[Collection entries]
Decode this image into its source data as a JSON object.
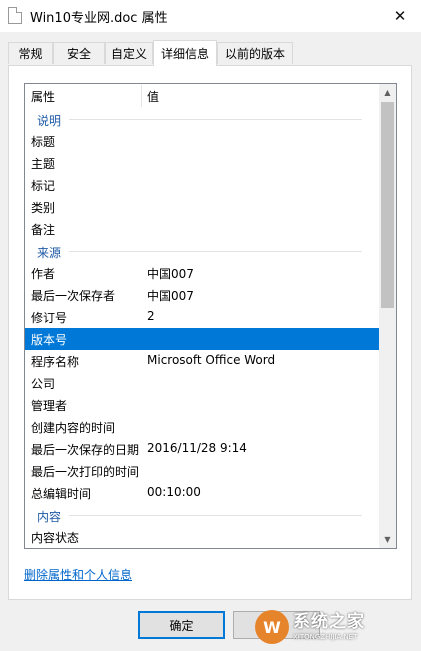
{
  "window": {
    "title": "Win10专业网.doc 属性",
    "close_glyph": "✕"
  },
  "tabs": [
    {
      "label": "常规"
    },
    {
      "label": "安全"
    },
    {
      "label": "自定义"
    },
    {
      "label": "详细信息",
      "active": true
    },
    {
      "label": "以前的版本"
    }
  ],
  "list": {
    "header": {
      "property": "属性",
      "value": "值"
    },
    "groups": {
      "description": "说明",
      "origin": "来源",
      "content": "内容"
    },
    "description_rows": [
      {
        "name": "标题",
        "value": ""
      },
      {
        "name": "主题",
        "value": ""
      },
      {
        "name": "标记",
        "value": ""
      },
      {
        "name": "类别",
        "value": ""
      },
      {
        "name": "备注",
        "value": ""
      }
    ],
    "origin_rows": [
      {
        "name": "作者",
        "value": "中国007"
      },
      {
        "name": "最后一次保存者",
        "value": "中国007"
      },
      {
        "name": "修订号",
        "value": "2"
      },
      {
        "name": "版本号",
        "value": "",
        "selected": true
      },
      {
        "name": "程序名称",
        "value": "Microsoft Office Word"
      },
      {
        "name": "公司",
        "value": ""
      },
      {
        "name": "管理者",
        "value": ""
      },
      {
        "name": "创建内容的时间",
        "value": ""
      },
      {
        "name": "最后一次保存的日期",
        "value": "2016/11/28 9:14"
      },
      {
        "name": "最后一次打印的时间",
        "value": ""
      },
      {
        "name": "总编辑时间",
        "value": "00:10:00"
      }
    ],
    "content_rows": [
      {
        "name": "内容状态",
        "value": ""
      }
    ],
    "scroll_up_glyph": "▲",
    "scroll_down_glyph": "▼"
  },
  "remove_link": "删除属性和个人信息",
  "buttons": {
    "ok": "确定",
    "cancel": "取消"
  },
  "watermark": {
    "logo": "W",
    "text": "系统之家",
    "sub": "XITONGZHIJIA.NET"
  },
  "colors": {
    "selection": "#0078d7",
    "group_text": "#1e5aa6",
    "link": "#0066cc"
  },
  "icons": {
    "document": "document-icon",
    "close": "close-icon",
    "scroll_up": "scroll-up-arrow-icon",
    "scroll_down": "scroll-down-arrow-icon"
  }
}
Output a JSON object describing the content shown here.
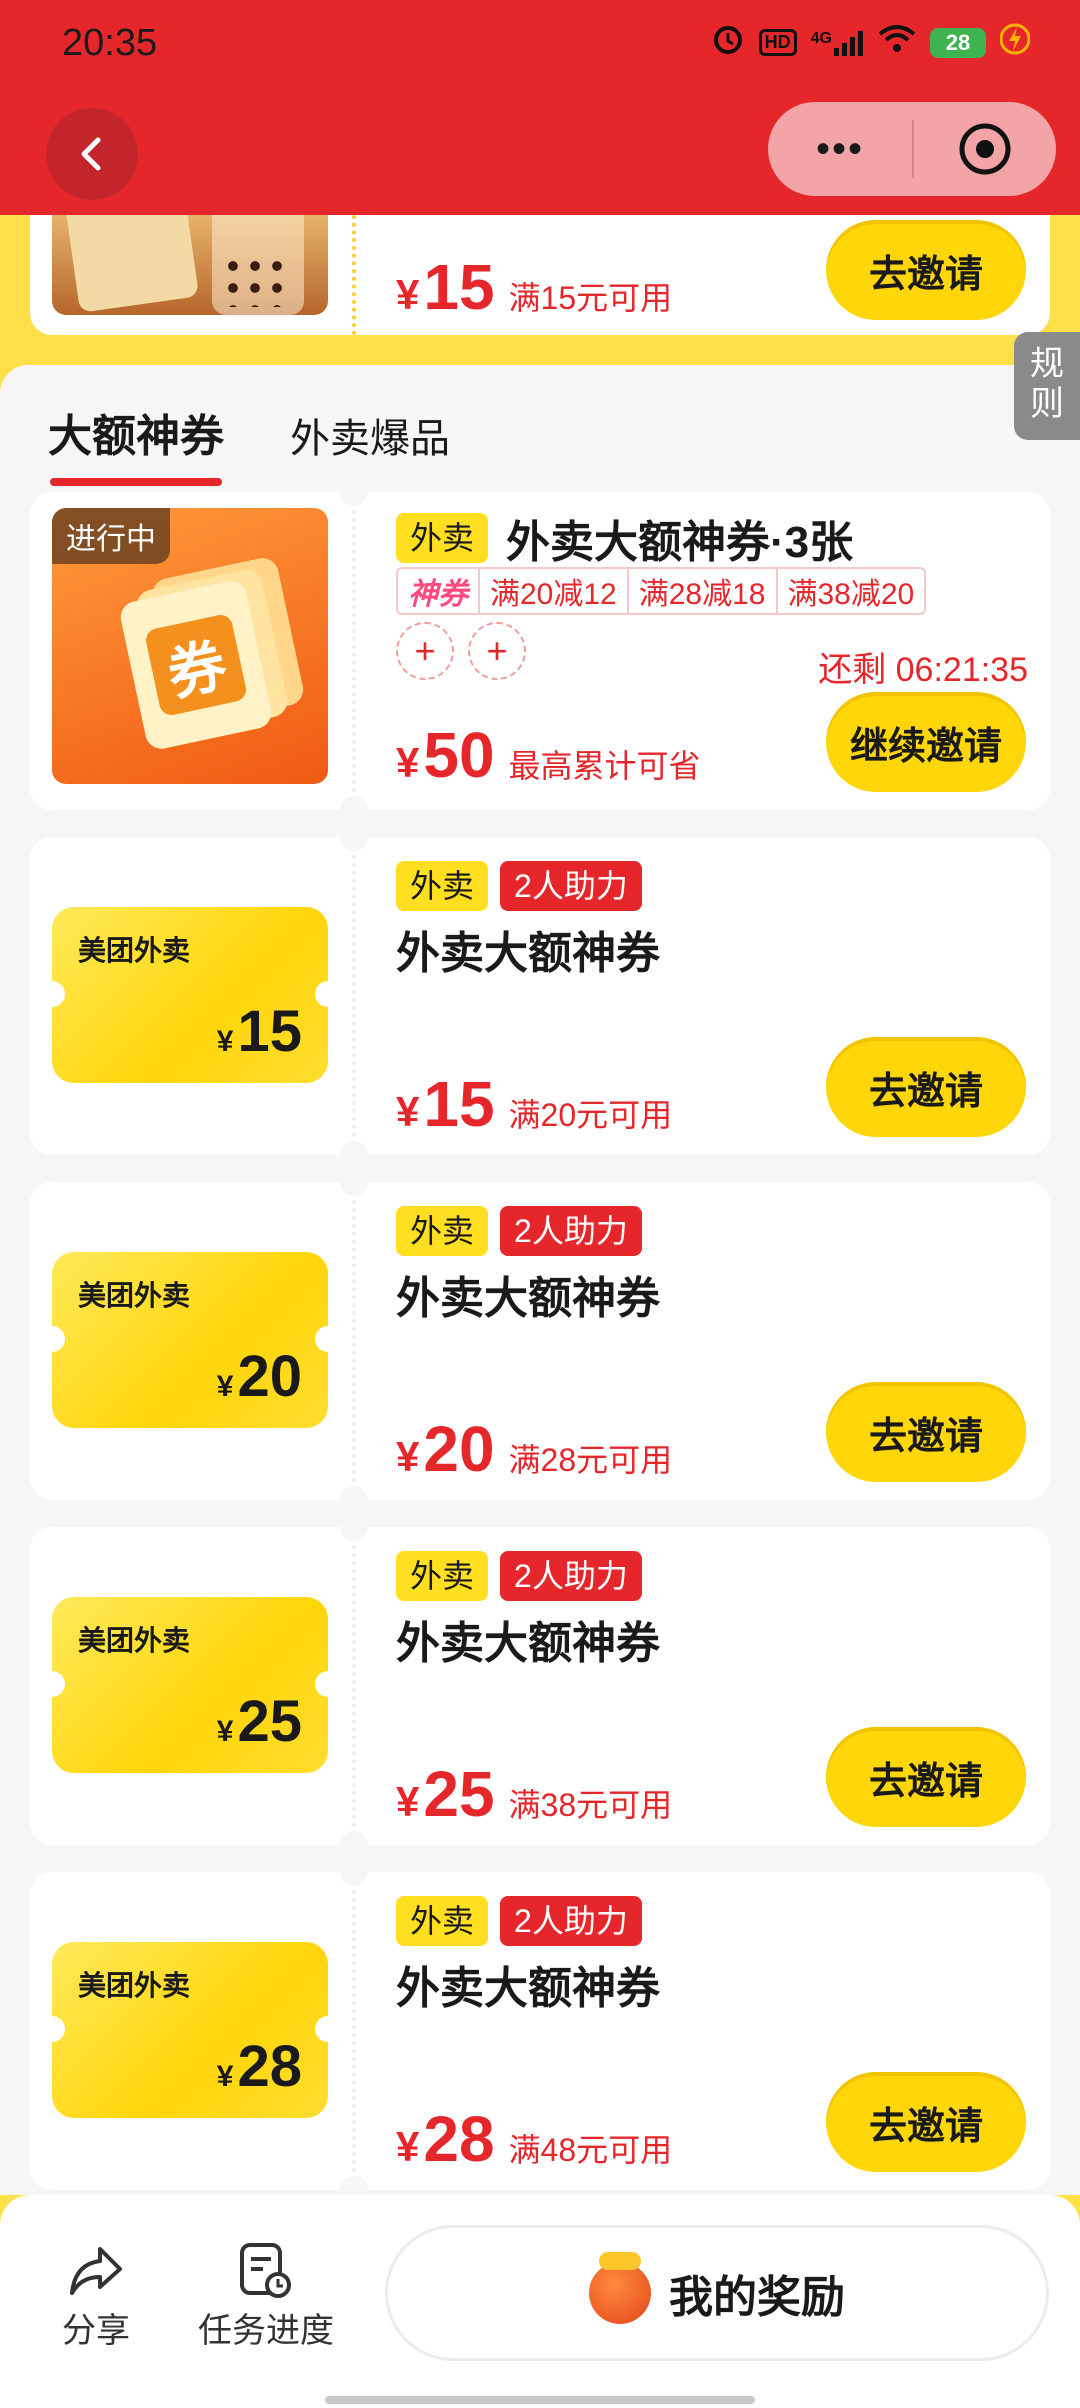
{
  "status": {
    "time": "20:35",
    "battery": "28",
    "network": "4G",
    "hd": "HD"
  },
  "nav": {
    "more": "•••"
  },
  "top_card": {
    "yen": "¥",
    "amount": "15",
    "condition": "满15元可用",
    "button": "去邀请"
  },
  "rules_tab": "规则",
  "tabs": [
    {
      "label": "大额神券"
    },
    {
      "label": "外卖爆品"
    }
  ],
  "featured": {
    "badge": "进行中",
    "art_char": "券",
    "tag": "外卖",
    "title": "外卖大额神券·3张",
    "promo_label": "神券",
    "promos": [
      "满20减12",
      "满28减18",
      "满38减20"
    ],
    "add": "+",
    "countdown": "还剩 06:21:35",
    "yen": "¥",
    "amount": "50",
    "condition": "最高累计可省",
    "button": "继续邀请"
  },
  "coupons": [
    {
      "brand": "美团外卖",
      "tag1": "外卖",
      "tag2": "2人助力",
      "title": "外卖大额神券",
      "yen": "¥",
      "face": "15",
      "amount": "15",
      "condition": "满20元可用",
      "button": "去邀请"
    },
    {
      "brand": "美团外卖",
      "tag1": "外卖",
      "tag2": "2人助力",
      "title": "外卖大额神券",
      "yen": "¥",
      "face": "20",
      "amount": "20",
      "condition": "满28元可用",
      "button": "去邀请"
    },
    {
      "brand": "美团外卖",
      "tag1": "外卖",
      "tag2": "2人助力",
      "title": "外卖大额神券",
      "yen": "¥",
      "face": "25",
      "amount": "25",
      "condition": "满38元可用",
      "button": "去邀请"
    },
    {
      "brand": "美团外卖",
      "tag1": "外卖",
      "tag2": "2人助力",
      "title": "外卖大额神券",
      "yen": "¥",
      "face": "28",
      "amount": "28",
      "condition": "满48元可用",
      "button": "去邀请"
    }
  ],
  "bottom": {
    "share": "分享",
    "tasks": "任务进度",
    "reward": "我的奖励"
  }
}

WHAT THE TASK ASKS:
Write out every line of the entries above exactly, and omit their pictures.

OUTPUT OF THE EXERCISE:
Decode this image into its source data as a JSON object.
{
  "window": {
    "title": "Win10专业网.doc 属性",
    "close_glyph": "✕"
  },
  "tabs": [
    {
      "label": "常规"
    },
    {
      "label": "安全"
    },
    {
      "label": "自定义"
    },
    {
      "label": "详细信息",
      "active": true
    },
    {
      "label": "以前的版本"
    }
  ],
  "list": {
    "header": {
      "property": "属性",
      "value": "值"
    },
    "groups": {
      "description": "说明",
      "origin": "来源",
      "content": "内容"
    },
    "description_rows": [
      {
        "name": "标题",
        "value": ""
      },
      {
        "name": "主题",
        "value": ""
      },
      {
        "name": "标记",
        "value": ""
      },
      {
        "name": "类别",
        "value": ""
      },
      {
        "name": "备注",
        "value": ""
      }
    ],
    "origin_rows": [
      {
        "name": "作者",
        "value": "中国007"
      },
      {
        "name": "最后一次保存者",
        "value": "中国007"
      },
      {
        "name": "修订号",
        "value": "2"
      },
      {
        "name": "版本号",
        "value": "",
        "selected": true
      },
      {
        "name": "程序名称",
        "value": "Microsoft Office Word"
      },
      {
        "name": "公司",
        "value": ""
      },
      {
        "name": "管理者",
        "value": ""
      },
      {
        "name": "创建内容的时间",
        "value": ""
      },
      {
        "name": "最后一次保存的日期",
        "value": "2016/11/28 9:14"
      },
      {
        "name": "最后一次打印的时间",
        "value": ""
      },
      {
        "name": "总编辑时间",
        "value": "00:10:00"
      }
    ],
    "content_rows": [
      {
        "name": "内容状态",
        "value": ""
      }
    ],
    "scroll_up_glyph": "▲",
    "scroll_down_glyph": "▼"
  },
  "remove_link": "删除属性和个人信息",
  "buttons": {
    "ok": "确定",
    "cancel": "取消"
  },
  "watermark": {
    "logo": "W",
    "text": "系统之家",
    "sub": "XITONGZHIJIA.NET"
  },
  "colors": {
    "selection": "#0078d7",
    "group_text": "#1e5aa6",
    "link": "#0066cc"
  },
  "icons": {
    "document": "document-icon",
    "close": "close-icon",
    "scroll_up": "scroll-up-arrow-icon",
    "scroll_down": "scroll-down-arrow-icon"
  }
}
Output a JSON object describing the content shown here.
{
  "status": {
    "time": "20:35",
    "battery": "28",
    "network": "4G",
    "hd": "HD"
  },
  "nav": {
    "more": "•••"
  },
  "top_card": {
    "yen": "¥",
    "amount": "15",
    "condition": "满15元可用",
    "button": "去邀请"
  },
  "rules_tab": "规则",
  "tabs": [
    {
      "label": "大额神券"
    },
    {
      "label": "外卖爆品"
    }
  ],
  "featured": {
    "badge": "进行中",
    "art_char": "券",
    "tag": "外卖",
    "title": "外卖大额神券·3张",
    "promo_label": "神券",
    "promos": [
      "满20减12",
      "满28减18",
      "满38减20"
    ],
    "add": "+",
    "countdown": "还剩 06:21:35",
    "yen": "¥",
    "amount": "50",
    "condition": "最高累计可省",
    "button": "继续邀请"
  },
  "coupons": [
    {
      "brand": "美团外卖",
      "tag1": "外卖",
      "tag2": "2人助力",
      "title": "外卖大额神券",
      "yen": "¥",
      "face": "15",
      "amount": "15",
      "condition": "满20元可用",
      "button": "去邀请"
    },
    {
      "brand": "美团外卖",
      "tag1": "外卖",
      "tag2": "2人助力",
      "title": "外卖大额神券",
      "yen": "¥",
      "face": "20",
      "amount": "20",
      "condition": "满28元可用",
      "button": "去邀请"
    },
    {
      "brand": "美团外卖",
      "tag1": "外卖",
      "tag2": "2人助力",
      "title": "外卖大额神券",
      "yen": "¥",
      "face": "25",
      "amount": "25",
      "condition": "满38元可用",
      "button": "去邀请"
    },
    {
      "brand": "美团外卖",
      "tag1": "外卖",
      "tag2": "2人助力",
      "title": "外卖大额神券",
      "yen": "¥",
      "face": "28",
      "amount": "28",
      "condition": "满48元可用",
      "button": "去邀请"
    }
  ],
  "bottom": {
    "share": "分享",
    "tasks": "任务进度",
    "reward": "我的奖励"
  }
}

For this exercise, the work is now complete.